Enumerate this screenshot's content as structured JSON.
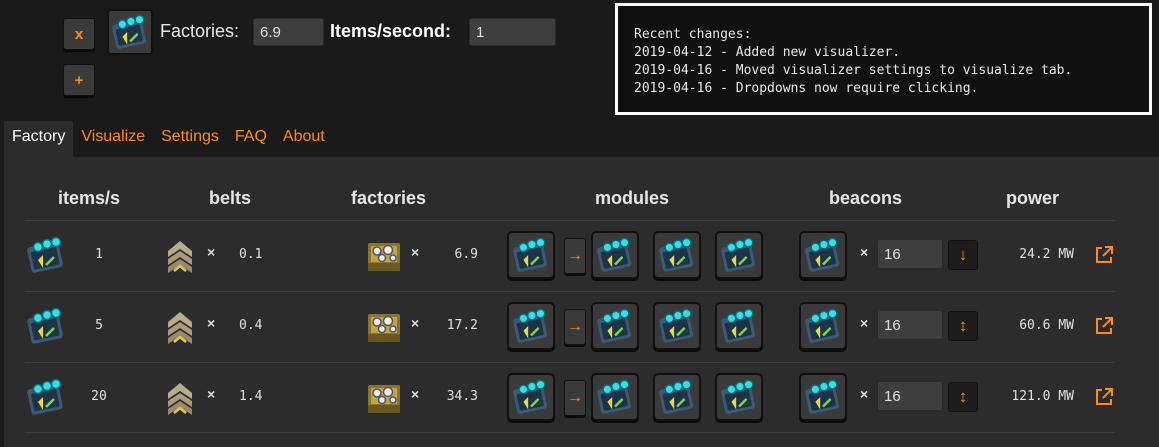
{
  "top": {
    "remove_label": "x",
    "add_label": "+",
    "factories_label": "Factories:",
    "factories_value": "6.9",
    "items_label": "Items/second:",
    "items_value": "1"
  },
  "changes": {
    "title": "Recent changes:",
    "lines": [
      "2019-04-12 - Added new visualizer.",
      "2019-04-16 - Moved visualizer settings to visualize tab.",
      "2019-04-16 - Dropdowns now require clicking."
    ]
  },
  "tabs": [
    "Factory",
    "Visualize",
    "Settings",
    "FAQ",
    "About"
  ],
  "active_tab": "Factory",
  "headers": {
    "items": "items/s",
    "belts": "belts",
    "factories": "factories",
    "modules": "modules",
    "beacons": "beacons",
    "power": "power"
  },
  "times": "×",
  "rows": [
    {
      "items": "1",
      "belts": "0.1",
      "factories": "6.9",
      "beacon_count": "16",
      "beacon_dir": "↓",
      "power": "24.2 MW"
    },
    {
      "items": "5",
      "belts": "0.4",
      "factories": "17.2",
      "beacon_count": "16",
      "beacon_dir": "↕",
      "power": "60.6 MW"
    },
    {
      "items": "20",
      "belts": "1.4",
      "factories": "34.3",
      "beacon_count": "16",
      "beacon_dir": "↕",
      "power": "121.0 MW"
    }
  ],
  "module_arrow": "→",
  "icons": {
    "recipe": "module-circuit-icon",
    "belt": "belt-icon",
    "factory": "assembler-icon",
    "module": "module-circuit-icon",
    "beacon": "beacon-module-icon",
    "external": "external-link-icon"
  },
  "colors": {
    "accent": "#ff8a1e",
    "panel": "#2c2c2c",
    "background": "#1a1a1a"
  }
}
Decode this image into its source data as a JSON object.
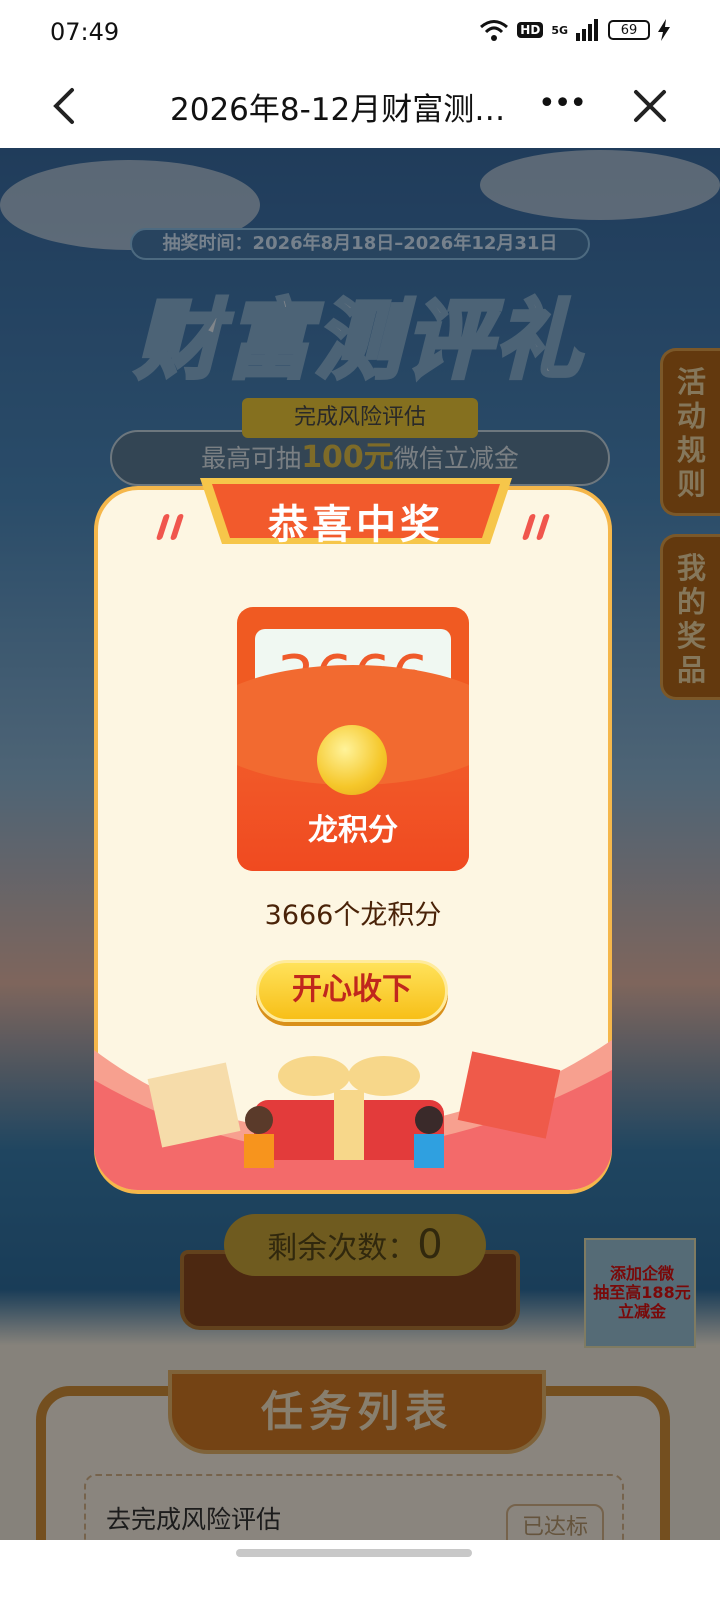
{
  "status_bar": {
    "time": "07:49",
    "battery": "69",
    "hd": "HD",
    "network": "5G"
  },
  "nav": {
    "title": "2026年8-12月财富测…",
    "more": "•••"
  },
  "hero": {
    "lottery_time": "抽奖时间：2026年8月18日–2026年12月31日",
    "title": "财富测评礼",
    "subtitle": "完成风险评估",
    "max_prize_prefix": "最高可抽",
    "max_prize_highlight": "100元",
    "max_prize_suffix": "微信立减金"
  },
  "side_tabs": {
    "rules": "活动规则",
    "my_prizes": "我的奖品"
  },
  "remaining": {
    "label": "剩余次数：",
    "count": "0"
  },
  "ad": {
    "line1": "添加企微",
    "line2": "抽至高188元",
    "line3": "立减金"
  },
  "tasks": {
    "title": "任务列表",
    "items": [
      {
        "label": "去完成风险评估",
        "status": "已达标"
      }
    ]
  },
  "modal": {
    "header": "恭喜中奖",
    "prize_amount": "3666",
    "prize_unit": "龙积分",
    "prize_desc": "3666个龙积分",
    "accept_button": "开心收下"
  },
  "colors": {
    "accent_red": "#f0564d",
    "gold": "#f7bf18",
    "modal_bg": "#fdf6e2"
  }
}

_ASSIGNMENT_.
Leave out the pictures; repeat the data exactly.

_OUTPUT FOR THIS TASK_.
Enumerate this screenshot's content as structured JSON.
{
  "top": {
    "remove_label": "x",
    "add_label": "+",
    "factories_label": "Factories:",
    "factories_value": "6.9",
    "items_label": "Items/second:",
    "items_value": "1"
  },
  "changes": {
    "title": "Recent changes:",
    "lines": [
      "2019-04-12 - Added new visualizer.",
      "2019-04-16 - Moved visualizer settings to visualize tab.",
      "2019-04-16 - Dropdowns now require clicking."
    ]
  },
  "tabs": [
    "Factory",
    "Visualize",
    "Settings",
    "FAQ",
    "About"
  ],
  "active_tab": "Factory",
  "headers": {
    "items": "items/s",
    "belts": "belts",
    "factories": "factories",
    "modules": "modules",
    "beacons": "beacons",
    "power": "power"
  },
  "times": "×",
  "rows": [
    {
      "items": "1",
      "belts": "0.1",
      "factories": "6.9",
      "beacon_count": "16",
      "beacon_dir": "↓",
      "power": "24.2 MW"
    },
    {
      "items": "5",
      "belts": "0.4",
      "factories": "17.2",
      "beacon_count": "16",
      "beacon_dir": "↕",
      "power": "60.6 MW"
    },
    {
      "items": "20",
      "belts": "1.4",
      "factories": "34.3",
      "beacon_count": "16",
      "beacon_dir": "↕",
      "power": "121.0 MW"
    }
  ],
  "module_arrow": "→",
  "icons": {
    "recipe": "module-circuit-icon",
    "belt": "belt-icon",
    "factory": "assembler-icon",
    "module": "module-circuit-icon",
    "beacon": "beacon-module-icon",
    "external": "external-link-icon"
  },
  "colors": {
    "accent": "#ff8a1e",
    "panel": "#2c2c2c",
    "background": "#1a1a1a"
  }
}
Decode this image into its source data as a JSON object.
{
  "status_bar": {
    "time": "07:49",
    "battery": "69",
    "hd": "HD",
    "network": "5G"
  },
  "nav": {
    "title": "2026年8-12月财富测…",
    "more": "•••"
  },
  "hero": {
    "lottery_time": "抽奖时间：2026年8月18日–2026年12月31日",
    "title": "财富测评礼",
    "subtitle": "完成风险评估",
    "max_prize_prefix": "最高可抽",
    "max_prize_highlight": "100元",
    "max_prize_suffix": "微信立减金"
  },
  "side_tabs": {
    "rules": "活动规则",
    "my_prizes": "我的奖品"
  },
  "remaining": {
    "label": "剩余次数：",
    "count": "0"
  },
  "ad": {
    "line1": "添加企微",
    "line2": "抽至高188元",
    "line3": "立减金"
  },
  "tasks": {
    "title": "任务列表",
    "items": [
      {
        "label": "去完成风险评估",
        "status": "已达标"
      }
    ]
  },
  "modal": {
    "header": "恭喜中奖",
    "prize_amount": "3666",
    "prize_unit": "龙积分",
    "prize_desc": "3666个龙积分",
    "accept_button": "开心收下"
  },
  "colors": {
    "accent_red": "#f0564d",
    "gold": "#f7bf18",
    "modal_bg": "#fdf6e2"
  }
}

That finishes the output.